§ WORK ITEM: Copy out, from the entries below, each line that holds the string "ONLY".

§ Data about app and page elements:
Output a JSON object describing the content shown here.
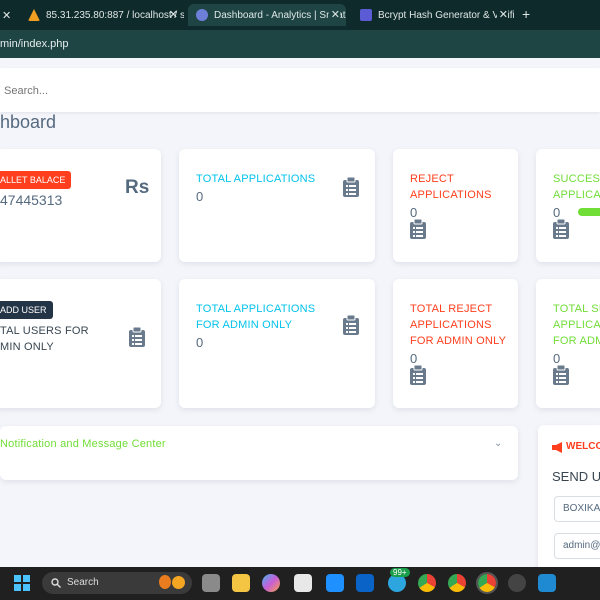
{
  "browser": {
    "tabs": [
      {
        "label": "85.31.235.80:887 / localhost / s"
      },
      {
        "label": "Dashboard - Analytics | Sneat -"
      },
      {
        "label": "Bcrypt Hash Generator & Verifi"
      }
    ],
    "new_tab": "+",
    "close": "✕",
    "url": "min/index.php"
  },
  "search": {
    "placeholder": "Search..."
  },
  "page_title": "hboard",
  "cards_row1": {
    "wallet": {
      "badge": "ALLET BALACE",
      "value": "47445313",
      "currency": "Rs"
    },
    "total_applications": {
      "label": "TOTAL APPLICATIONS",
      "value": "0"
    },
    "reject_applications": {
      "label_1": "REJECT",
      "label_2": "APPLICATIONS",
      "value": "0"
    },
    "success_applications": {
      "label_1": "SUCCESS",
      "label_2": "APPLICATI",
      "value": "0"
    }
  },
  "cards_row2": {
    "add_user": {
      "badge": "ADD USER",
      "label_1": "TAL USERS FOR",
      "label_2": "MIN ONLY"
    },
    "total_admin": {
      "label_1": "TOTAL APPLICATIONS",
      "label_2": "FOR ADMIN ONLY",
      "value": "0"
    },
    "reject_admin": {
      "label_1": "TOTAL REJECT",
      "label_2": "APPLICATIONS",
      "label_3": "FOR ADMIN ONLY",
      "value": "0"
    },
    "success_admin": {
      "label_1": "TOTAL SU",
      "label_2": "APPLICAT",
      "label_3": "FOR ADM",
      "value": "0"
    }
  },
  "notification": {
    "title": "Notification and Message Center",
    "chevron": "⌄"
  },
  "right_panel": {
    "welcome": "WELCO",
    "send": "SEND U",
    "input_1": "BOXIKA",
    "input_2": "admin@"
  },
  "taskbar": {
    "search_label": "Search",
    "badge": "99+"
  },
  "colors": {
    "cyan": "#03c3ec",
    "red": "#ff3e1d",
    "green": "#71dd37",
    "dark_badge": "#233446"
  }
}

§ WRITTEN REPLY:
      "label_2": "MIN ONLY"
      "label_2": "FOR ADMIN ONLY",
      "label_3": "FOR ADMIN ONLY",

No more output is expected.